▶ PROBLEM DESCRIPTION
Repeat the whole listing below exactly as it reads.

-- LISTED ENTRIES follows --

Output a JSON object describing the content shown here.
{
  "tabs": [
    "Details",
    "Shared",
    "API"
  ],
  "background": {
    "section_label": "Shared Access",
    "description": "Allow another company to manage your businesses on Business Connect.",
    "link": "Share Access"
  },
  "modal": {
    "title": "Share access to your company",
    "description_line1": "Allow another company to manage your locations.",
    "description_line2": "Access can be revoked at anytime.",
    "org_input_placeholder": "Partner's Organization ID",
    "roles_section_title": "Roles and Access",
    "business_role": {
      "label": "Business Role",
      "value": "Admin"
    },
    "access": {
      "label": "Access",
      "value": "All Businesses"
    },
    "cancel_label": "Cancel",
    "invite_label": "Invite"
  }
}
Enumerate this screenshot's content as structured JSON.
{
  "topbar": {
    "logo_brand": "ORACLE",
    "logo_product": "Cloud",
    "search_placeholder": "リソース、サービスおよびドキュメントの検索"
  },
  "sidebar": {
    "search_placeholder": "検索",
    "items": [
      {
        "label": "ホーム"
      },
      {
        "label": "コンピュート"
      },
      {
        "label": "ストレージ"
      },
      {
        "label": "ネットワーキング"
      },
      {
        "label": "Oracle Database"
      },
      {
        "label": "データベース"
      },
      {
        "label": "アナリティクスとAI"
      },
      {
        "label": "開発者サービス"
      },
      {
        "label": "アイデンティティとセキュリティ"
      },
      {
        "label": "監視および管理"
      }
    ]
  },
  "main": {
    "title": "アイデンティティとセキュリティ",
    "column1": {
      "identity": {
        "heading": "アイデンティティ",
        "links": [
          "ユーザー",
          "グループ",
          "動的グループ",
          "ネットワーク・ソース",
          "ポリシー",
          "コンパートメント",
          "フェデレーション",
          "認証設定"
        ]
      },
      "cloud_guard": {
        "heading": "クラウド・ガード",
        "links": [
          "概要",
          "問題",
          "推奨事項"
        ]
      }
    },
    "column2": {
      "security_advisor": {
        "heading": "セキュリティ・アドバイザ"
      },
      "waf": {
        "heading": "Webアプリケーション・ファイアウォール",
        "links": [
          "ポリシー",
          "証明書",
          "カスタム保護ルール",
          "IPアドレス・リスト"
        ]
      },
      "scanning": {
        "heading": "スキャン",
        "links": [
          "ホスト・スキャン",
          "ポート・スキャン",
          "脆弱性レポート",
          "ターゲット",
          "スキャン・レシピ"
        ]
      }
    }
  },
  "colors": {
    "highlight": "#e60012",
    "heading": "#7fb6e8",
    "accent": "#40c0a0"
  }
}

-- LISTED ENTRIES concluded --

▶ FINISHED TASK
Output a JSON object describing the content shown here.
{
  "tabs": [
    "Details",
    "Shared",
    "API"
  ],
  "background": {
    "section_label": "Shared Access",
    "description": "Allow another company to manage your businesses on Business Connect.",
    "link": "Share Access"
  },
  "modal": {
    "title": "Share access to your company",
    "description_line1": "Allow another company to manage your locations.",
    "description_line2": "Access can be revoked at anytime.",
    "org_input_placeholder": "Partner's Organization ID",
    "roles_section_title": "Roles and Access",
    "business_role": {
      "label": "Business Role",
      "value": "Admin"
    },
    "access": {
      "label": "Access",
      "value": "All Businesses"
    },
    "cancel_label": "Cancel",
    "invite_label": "Invite"
  }
}
Enumerate this screenshot's content as structured JSON.
{
  "topbar": {
    "logo_brand": "ORACLE",
    "logo_product": "Cloud",
    "search_placeholder": "リソース、サービスおよびドキュメントの検索"
  },
  "sidebar": {
    "search_placeholder": "検索",
    "items": [
      {
        "label": "ホーム"
      },
      {
        "label": "コンピュート"
      },
      {
        "label": "ストレージ"
      },
      {
        "label": "ネットワーキング"
      },
      {
        "label": "Oracle Database"
      },
      {
        "label": "データベース"
      },
      {
        "label": "アナリティクスとAI"
      },
      {
        "label": "開発者サービス"
      },
      {
        "label": "アイデンティティとセキュリティ"
      },
      {
        "label": "監視および管理"
      }
    ]
  },
  "main": {
    "title": "アイデンティティとセキュリティ",
    "column1": {
      "identity": {
        "heading": "アイデンティティ",
        "links": [
          "ユーザー",
          "グループ",
          "動的グループ",
          "ネットワーク・ソース",
          "ポリシー",
          "コンパートメント",
          "フェデレーション",
          "認証設定"
        ]
      },
      "cloud_guard": {
        "heading": "クラウド・ガード",
        "links": [
          "概要",
          "問題",
          "推奨事項"
        ]
      }
    },
    "column2": {
      "security_advisor": {
        "heading": "セキュリティ・アドバイザ"
      },
      "waf": {
        "heading": "Webアプリケーション・ファイアウォール",
        "links": [
          "ポリシー",
          "証明書",
          "カスタム保護ルール",
          "IPアドレス・リスト"
        ]
      },
      "scanning": {
        "heading": "スキャン",
        "links": [
          "ホスト・スキャン",
          "ポート・スキャン",
          "脆弱性レポート",
          "ターゲット",
          "スキャン・レシピ"
        ]
      }
    }
  },
  "colors": {
    "highlight": "#e60012",
    "heading": "#7fb6e8",
    "accent": "#40c0a0"
  }
}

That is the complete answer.